Observing that Liberia has one of the best Access to Information Laws globally, allowing both the media and individual citizens to demand information from any public authority or private entity that carries out Government related functions, Ambassador Kemayah assured the audience that Liberian President Weah and his Government were fully committed to promoting the advancement of citizens access to information.”
According to him, in February this year, President Weah signed into Law the Kamara Abdullah Kamara (KAK) Act of Press Freedom, which decriminalizes freedom of speech in Liberia through the amendments of Chapter 11 of the Penal Law of 1978, repealing Sections 11.11 on criminal libel against the President; Section 11.12 on Sedition and Section 11.14 on criminal malevolence.
Ambassador Kemayah said the enactment and signing into Law of the Kamara Abdullah Kamara Act of Press Freedom, was a clear evidence and further manifestation of the unflinching practical commitment of President Weahto promoting and advancing press freedom, freedom of expression and access to information.
Emphasizing the importance of access to information and its undeniable link as an enabler of all 17SDGs, he invited everyone to support this proposed resolution for the “Proclamation of September 28 as the International Day for Universal Access to Information”, which Liberia has resolved to introduce at the UNas a complement to the UNESCO General Conference Resolution, unanimously adopted by UNESCO Member States nearly four years ago.
According to Ambassador Kemayah, “The setting aside of a Day to celebrate and raise awareness on the importance of the right to information throughout the world, would create a platform for governments, civil society, citizens and development partners to reflect on challenges and ways to promote the advancement of access to information as a tangible tool for development and the realization of the Sustainable Development Goals.”

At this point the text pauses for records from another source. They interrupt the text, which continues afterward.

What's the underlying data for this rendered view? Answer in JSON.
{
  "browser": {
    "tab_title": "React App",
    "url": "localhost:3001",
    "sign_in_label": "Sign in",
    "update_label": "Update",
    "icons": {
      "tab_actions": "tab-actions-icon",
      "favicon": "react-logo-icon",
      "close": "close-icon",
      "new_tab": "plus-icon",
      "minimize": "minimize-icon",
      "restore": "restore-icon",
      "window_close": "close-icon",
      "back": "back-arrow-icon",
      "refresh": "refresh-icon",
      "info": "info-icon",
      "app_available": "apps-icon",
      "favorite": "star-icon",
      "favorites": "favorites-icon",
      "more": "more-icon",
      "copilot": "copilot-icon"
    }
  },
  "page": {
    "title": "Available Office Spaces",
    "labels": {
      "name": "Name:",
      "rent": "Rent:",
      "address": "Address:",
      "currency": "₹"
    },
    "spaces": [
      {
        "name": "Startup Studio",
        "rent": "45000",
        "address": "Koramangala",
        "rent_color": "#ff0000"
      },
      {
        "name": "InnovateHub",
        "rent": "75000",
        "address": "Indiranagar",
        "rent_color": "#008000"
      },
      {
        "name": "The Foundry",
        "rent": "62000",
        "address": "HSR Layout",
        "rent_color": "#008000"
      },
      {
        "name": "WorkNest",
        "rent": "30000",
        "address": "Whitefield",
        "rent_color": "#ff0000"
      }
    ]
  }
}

He called upon all UNmembers States to join Liberia in co-sponsoring and supporting the adoption of the important proposed resolution and urged all partners of the initiative “to remain steadfast until the ultimate goal is achieved.”
There were also statements presentations by other stakeholders at the meeting, including Professor Guy Berger, Director for Freedom of Expression and Media Development at UNESCO; Mr. Massimo Tommasoli, who is the Permanent Observer for International IDEA to the UN; Mr. Toby Mendel, Chair of the Steering Committee of the Freedom of Information Advocates Network (FOIAnet); as well as representatives of Ireland, Sierra Leone, Cuba, Costa Rica, Lesotho, among others, all of whom expressed support for the proposed resolution and pledged to contribute to the adoption of the resolution.
Professor Berger presented the background to the adoption of the resolution IDUAI by UNESCO member States in Paris, France, in November 2015 and suggested that other members of the UN family could become involved if the General Assembly decided to recognize the date.
He said UNESCO was prepared to continue increasing the nuber of countries around the world where the Day would be observed annually in order to make greater impact, adding that UNESCO was planning for the commemoration of the occasion of September 28 this year in at least 20 countries.
Professor Berger stressed to the value of the Day in promoting the monitoring of progress on SDG 16.10.2, adding that UNESCO was also convening a side-event to the UN High Level Political Forum where it would release a report on its tracking of guarantees on access to information in 43 countries.
He pledged that the initiative at the UN would be brought to the attention of member State delegations at UNESCO who in turn could liaise with their counterparts in New York on the matter.
Mr. Tommasoli of International IDEA, noted that monitoring of progress on SDGs provides a reality check on policy-making which sometimes done without proper evidence. He added that the monitoring of progress was also a good way to check on performance in relation to the goals.